(Data Opens)

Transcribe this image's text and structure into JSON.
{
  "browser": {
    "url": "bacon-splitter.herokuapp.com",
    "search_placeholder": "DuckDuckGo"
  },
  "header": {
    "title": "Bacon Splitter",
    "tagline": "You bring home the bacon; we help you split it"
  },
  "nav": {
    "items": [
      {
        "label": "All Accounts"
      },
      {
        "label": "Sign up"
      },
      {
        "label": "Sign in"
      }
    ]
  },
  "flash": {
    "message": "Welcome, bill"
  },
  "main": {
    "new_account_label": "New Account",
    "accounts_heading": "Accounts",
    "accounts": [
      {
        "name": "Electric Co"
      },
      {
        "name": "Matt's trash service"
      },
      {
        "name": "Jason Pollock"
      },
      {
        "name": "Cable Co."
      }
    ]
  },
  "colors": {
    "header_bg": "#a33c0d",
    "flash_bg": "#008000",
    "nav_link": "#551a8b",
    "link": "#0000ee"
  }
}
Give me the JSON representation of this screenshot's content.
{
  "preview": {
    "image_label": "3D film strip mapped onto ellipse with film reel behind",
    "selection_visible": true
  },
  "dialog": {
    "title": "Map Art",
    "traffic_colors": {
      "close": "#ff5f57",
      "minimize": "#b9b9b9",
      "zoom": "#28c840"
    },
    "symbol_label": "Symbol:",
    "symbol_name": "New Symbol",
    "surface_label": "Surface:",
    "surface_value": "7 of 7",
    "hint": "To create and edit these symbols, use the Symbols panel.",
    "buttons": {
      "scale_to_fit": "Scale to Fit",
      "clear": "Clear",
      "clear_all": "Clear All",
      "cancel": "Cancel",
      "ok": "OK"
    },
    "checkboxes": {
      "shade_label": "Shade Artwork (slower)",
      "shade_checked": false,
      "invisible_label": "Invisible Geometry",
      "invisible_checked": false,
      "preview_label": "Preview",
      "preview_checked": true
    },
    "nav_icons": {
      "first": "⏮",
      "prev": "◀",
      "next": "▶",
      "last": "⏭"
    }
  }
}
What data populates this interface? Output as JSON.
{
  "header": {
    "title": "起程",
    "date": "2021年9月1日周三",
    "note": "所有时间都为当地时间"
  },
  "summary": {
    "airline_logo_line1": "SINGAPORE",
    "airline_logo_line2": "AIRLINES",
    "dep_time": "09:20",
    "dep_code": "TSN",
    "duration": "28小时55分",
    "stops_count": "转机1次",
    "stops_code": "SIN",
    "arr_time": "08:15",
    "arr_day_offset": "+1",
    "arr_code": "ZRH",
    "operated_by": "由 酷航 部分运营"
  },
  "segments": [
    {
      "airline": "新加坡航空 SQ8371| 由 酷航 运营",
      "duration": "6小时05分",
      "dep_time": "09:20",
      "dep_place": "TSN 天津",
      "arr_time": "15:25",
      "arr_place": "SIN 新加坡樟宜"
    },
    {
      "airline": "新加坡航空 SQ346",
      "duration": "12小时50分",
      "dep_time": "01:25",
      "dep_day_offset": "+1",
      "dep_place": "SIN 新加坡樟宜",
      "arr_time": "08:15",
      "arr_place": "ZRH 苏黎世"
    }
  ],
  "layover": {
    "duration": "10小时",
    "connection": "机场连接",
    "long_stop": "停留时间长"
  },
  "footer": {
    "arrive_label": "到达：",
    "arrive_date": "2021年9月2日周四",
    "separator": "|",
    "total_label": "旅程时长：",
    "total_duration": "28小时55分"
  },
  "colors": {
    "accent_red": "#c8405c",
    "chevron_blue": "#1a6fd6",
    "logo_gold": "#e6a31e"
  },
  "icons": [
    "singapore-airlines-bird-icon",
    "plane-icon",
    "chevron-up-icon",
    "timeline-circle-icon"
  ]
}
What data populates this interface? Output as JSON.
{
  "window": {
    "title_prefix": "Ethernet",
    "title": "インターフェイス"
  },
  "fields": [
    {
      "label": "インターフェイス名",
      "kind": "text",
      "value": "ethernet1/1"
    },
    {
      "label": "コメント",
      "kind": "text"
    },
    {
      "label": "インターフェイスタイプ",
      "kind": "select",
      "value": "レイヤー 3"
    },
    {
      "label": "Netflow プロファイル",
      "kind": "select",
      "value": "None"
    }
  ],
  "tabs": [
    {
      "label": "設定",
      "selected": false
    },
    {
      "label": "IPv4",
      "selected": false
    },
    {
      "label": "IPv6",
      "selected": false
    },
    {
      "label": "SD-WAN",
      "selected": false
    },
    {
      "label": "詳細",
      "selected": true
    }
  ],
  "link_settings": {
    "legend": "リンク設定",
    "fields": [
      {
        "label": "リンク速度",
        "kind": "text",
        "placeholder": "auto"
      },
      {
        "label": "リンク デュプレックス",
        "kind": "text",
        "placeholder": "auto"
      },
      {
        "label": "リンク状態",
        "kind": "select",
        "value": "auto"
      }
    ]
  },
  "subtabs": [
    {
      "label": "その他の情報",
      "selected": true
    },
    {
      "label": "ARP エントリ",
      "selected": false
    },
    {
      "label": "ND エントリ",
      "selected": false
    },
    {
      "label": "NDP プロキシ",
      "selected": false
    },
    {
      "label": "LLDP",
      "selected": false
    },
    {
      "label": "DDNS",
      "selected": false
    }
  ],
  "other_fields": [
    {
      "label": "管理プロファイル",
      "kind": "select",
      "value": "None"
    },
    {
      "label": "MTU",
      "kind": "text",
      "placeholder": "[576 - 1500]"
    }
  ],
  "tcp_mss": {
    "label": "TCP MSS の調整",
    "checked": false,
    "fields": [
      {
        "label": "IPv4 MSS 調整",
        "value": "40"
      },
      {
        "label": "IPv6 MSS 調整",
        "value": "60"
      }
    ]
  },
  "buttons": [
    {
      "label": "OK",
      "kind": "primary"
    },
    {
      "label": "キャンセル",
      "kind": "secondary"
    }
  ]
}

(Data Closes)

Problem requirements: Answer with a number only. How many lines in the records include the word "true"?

Task result: 4